And although there's now a central heating system, Anthony often uses the open tiled fireplaces in the lounge and main bedroom.
Easily the most modern room in the house is the kitchen, where the cupboards are painted Berylware green, while the distinct crockery itself is neatly stacked on a high shelf.
In pride of place in the centre of the room is a highly polished, 1960s walnut-topped table that once belonged to Anthony's grandmother.
The bigger, chunkier dining room table has also been passed down through the family, and Anthony can remember it in the "best" room where he grew up, at The Lamb pub in Mangotsfield.
"Just after the war it was desirable to have a best room, and that is what I have tried to create here," he says.
In one corner is a glass-fronted display cabinet and the window sill is crammed with glass bottles dug up on an old dump. With so many ornaments everywhere in this ultra-tidy pad, I find myself thinking that Anthony is either a domestic god (there's not a spec of dust) or else he has a meticulous cleaner!
He is passionate when it comes to attention to detail, which continues outside, where he made an ornate wooden side gate typical of the age of the house. Outside the back door is a lawn surrounded by flowers in beds and pots and two metal posts which would have once held gas lamps, but now support a washing line.
Beyond a hedge, which cuts the garden in two, is a vegetable patch, from where there is a good view of the chimney stack, which Anthony repointed himself and completed with a true-to-the-period "pot".
It's clear that Anthony has put his heart, his soul and his considerable knowledge to work here, and there's no doubt that his next home will receive the same treatment, born out of a life-long love of buildings
He says: "I thought about being an architect, but I was always obsessed with the history of buildings and I wondered whether I wanted to design buildings or to work on existing ones.
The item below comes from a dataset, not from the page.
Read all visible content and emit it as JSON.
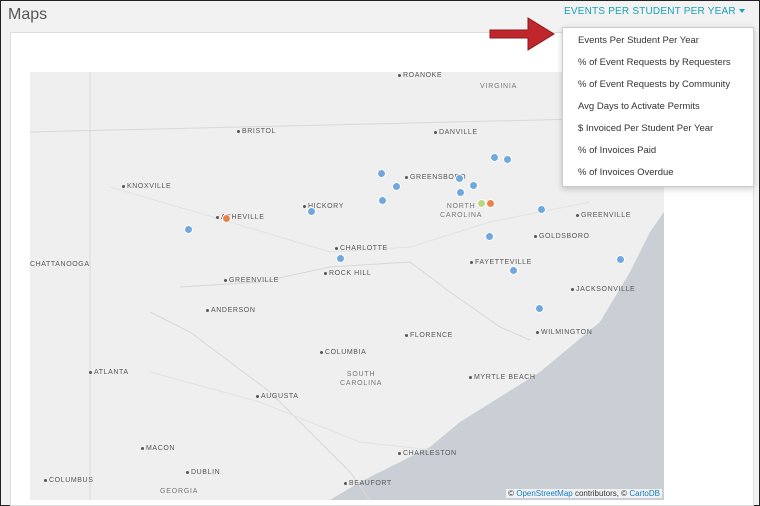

I chose the latter.
"I will miss this house but I am ready for a new project."
Call Connells at Emersons Green on 0117 956 9555